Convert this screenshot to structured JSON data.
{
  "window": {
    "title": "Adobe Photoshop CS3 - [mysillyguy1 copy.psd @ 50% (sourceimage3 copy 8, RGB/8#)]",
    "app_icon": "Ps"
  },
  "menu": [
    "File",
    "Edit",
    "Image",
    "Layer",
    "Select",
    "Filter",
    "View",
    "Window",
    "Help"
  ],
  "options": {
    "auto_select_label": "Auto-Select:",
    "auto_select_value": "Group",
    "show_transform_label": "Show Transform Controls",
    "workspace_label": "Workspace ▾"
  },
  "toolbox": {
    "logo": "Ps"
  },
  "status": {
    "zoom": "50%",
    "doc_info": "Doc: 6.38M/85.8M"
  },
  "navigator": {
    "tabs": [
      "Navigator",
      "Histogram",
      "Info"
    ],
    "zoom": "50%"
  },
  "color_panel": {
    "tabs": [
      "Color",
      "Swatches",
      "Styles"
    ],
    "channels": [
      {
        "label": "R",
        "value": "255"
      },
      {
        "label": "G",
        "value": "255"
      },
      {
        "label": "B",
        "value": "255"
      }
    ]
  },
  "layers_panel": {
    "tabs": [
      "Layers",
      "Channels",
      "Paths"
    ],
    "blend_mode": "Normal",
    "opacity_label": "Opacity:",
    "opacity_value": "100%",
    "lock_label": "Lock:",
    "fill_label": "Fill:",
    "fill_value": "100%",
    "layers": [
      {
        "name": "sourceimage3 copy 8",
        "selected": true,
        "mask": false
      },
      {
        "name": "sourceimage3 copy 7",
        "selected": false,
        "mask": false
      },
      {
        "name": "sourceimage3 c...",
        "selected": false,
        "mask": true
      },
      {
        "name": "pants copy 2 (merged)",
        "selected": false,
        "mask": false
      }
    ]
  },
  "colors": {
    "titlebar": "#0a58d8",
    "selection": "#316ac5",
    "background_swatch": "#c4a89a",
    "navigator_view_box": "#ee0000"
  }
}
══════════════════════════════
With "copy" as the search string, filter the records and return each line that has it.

    "title": "Adobe Photoshop CS3 - [mysillyguy1 copy.psd @ 50% (sourceimage3 copy 8, RGB/8#)]",
        "name": "sourceimage3 copy 8",
        "name": "sourceimage3 copy 7",
        "name": "pants copy 2 (merged)",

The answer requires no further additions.